══ Given records
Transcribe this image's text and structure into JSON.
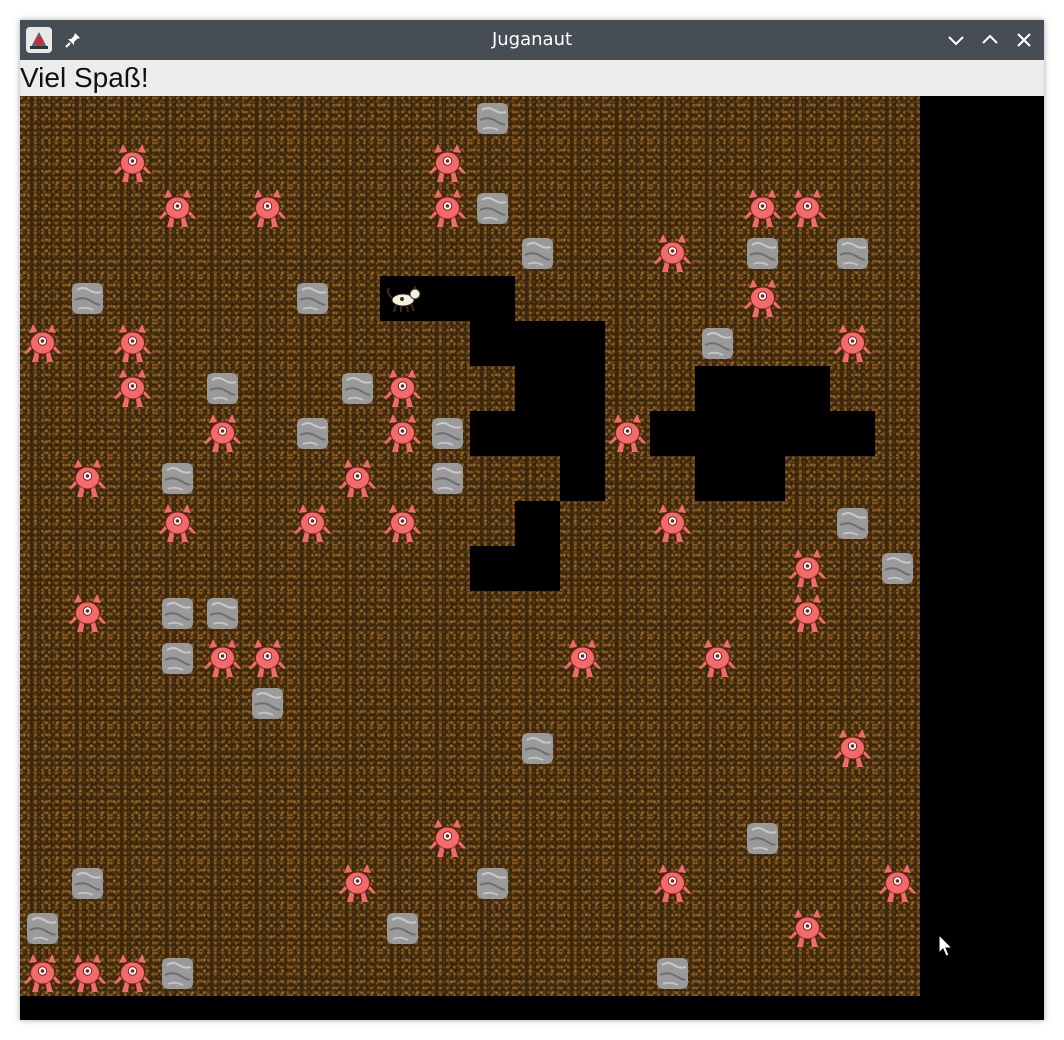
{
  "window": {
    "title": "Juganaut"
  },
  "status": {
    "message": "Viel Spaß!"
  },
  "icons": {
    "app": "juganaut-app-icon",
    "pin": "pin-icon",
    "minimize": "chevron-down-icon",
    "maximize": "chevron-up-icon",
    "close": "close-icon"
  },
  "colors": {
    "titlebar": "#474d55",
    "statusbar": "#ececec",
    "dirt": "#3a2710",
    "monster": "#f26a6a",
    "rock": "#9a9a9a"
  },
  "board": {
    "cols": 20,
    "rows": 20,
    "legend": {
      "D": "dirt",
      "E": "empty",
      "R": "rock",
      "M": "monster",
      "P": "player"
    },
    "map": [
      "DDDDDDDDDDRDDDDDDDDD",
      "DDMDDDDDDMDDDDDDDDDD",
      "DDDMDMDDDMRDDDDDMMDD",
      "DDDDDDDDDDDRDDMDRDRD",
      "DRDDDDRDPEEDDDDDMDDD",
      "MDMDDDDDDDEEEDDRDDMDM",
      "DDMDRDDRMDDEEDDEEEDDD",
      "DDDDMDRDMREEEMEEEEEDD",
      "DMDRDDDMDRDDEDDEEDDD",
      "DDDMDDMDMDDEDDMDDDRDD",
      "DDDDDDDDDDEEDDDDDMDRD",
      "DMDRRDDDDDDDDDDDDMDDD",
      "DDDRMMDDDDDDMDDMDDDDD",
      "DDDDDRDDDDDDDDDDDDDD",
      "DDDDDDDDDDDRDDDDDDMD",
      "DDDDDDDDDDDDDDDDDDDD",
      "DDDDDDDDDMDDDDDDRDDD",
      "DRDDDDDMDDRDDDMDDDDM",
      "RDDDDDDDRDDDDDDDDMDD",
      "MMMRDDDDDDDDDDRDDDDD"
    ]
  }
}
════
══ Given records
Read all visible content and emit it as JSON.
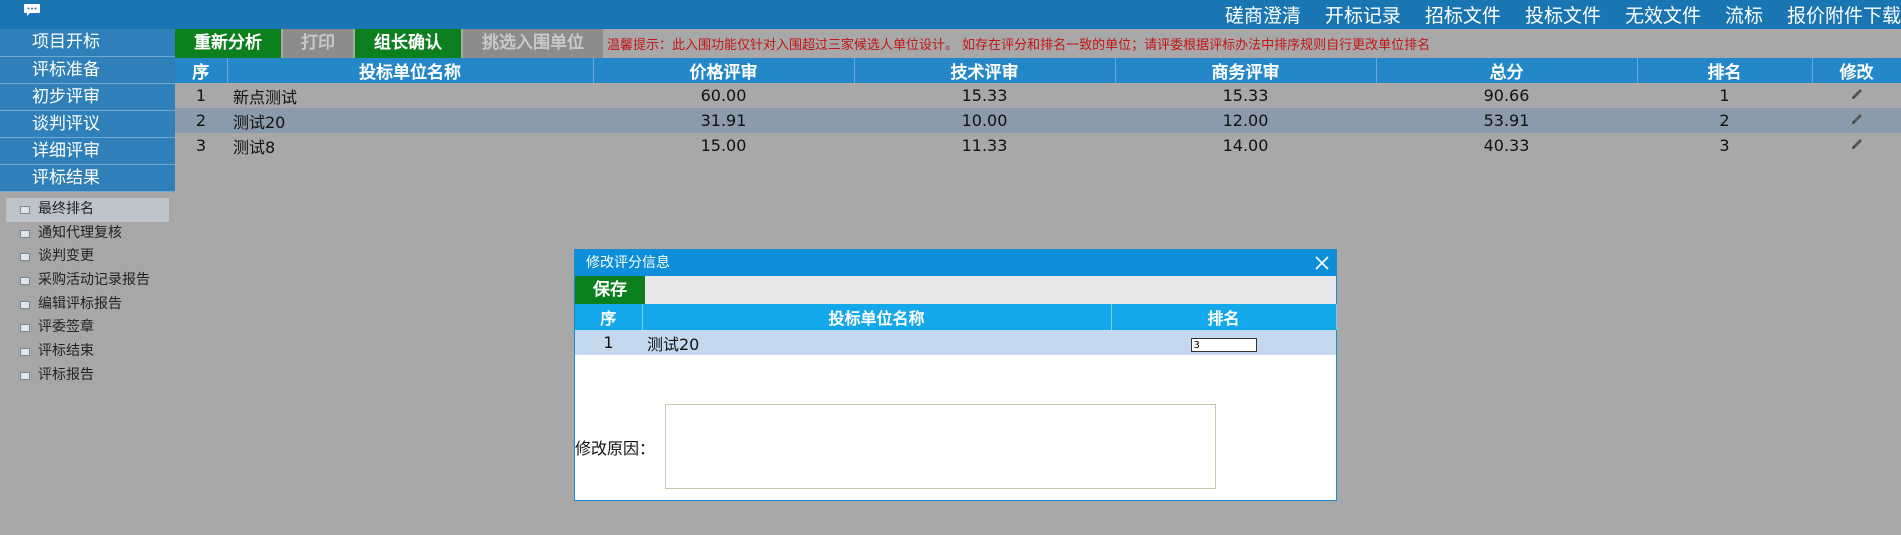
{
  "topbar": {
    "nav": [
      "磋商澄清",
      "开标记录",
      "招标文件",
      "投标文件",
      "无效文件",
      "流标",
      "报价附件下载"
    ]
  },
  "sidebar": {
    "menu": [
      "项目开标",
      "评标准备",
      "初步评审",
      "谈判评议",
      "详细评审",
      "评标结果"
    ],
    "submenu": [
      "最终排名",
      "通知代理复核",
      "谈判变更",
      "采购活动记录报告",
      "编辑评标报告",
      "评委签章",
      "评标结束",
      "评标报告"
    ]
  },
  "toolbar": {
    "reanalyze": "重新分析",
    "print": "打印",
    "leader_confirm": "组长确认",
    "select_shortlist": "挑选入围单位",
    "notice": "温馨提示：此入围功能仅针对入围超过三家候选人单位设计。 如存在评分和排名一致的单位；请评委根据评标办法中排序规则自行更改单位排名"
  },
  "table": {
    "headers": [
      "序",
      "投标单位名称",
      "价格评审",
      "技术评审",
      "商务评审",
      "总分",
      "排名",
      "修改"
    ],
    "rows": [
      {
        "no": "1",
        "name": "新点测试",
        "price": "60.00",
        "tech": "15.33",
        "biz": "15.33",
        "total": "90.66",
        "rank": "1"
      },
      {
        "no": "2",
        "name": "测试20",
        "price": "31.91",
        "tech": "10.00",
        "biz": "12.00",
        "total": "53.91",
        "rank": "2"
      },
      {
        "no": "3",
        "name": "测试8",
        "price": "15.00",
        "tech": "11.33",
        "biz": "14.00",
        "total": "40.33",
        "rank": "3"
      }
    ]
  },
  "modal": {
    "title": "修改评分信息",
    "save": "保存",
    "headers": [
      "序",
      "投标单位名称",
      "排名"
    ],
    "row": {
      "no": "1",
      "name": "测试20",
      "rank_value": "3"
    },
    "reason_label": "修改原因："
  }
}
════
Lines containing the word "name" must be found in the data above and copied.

        "name": "新点测试",
        "name": "测试20",
        "name": "测试8",
      "name": "测试20",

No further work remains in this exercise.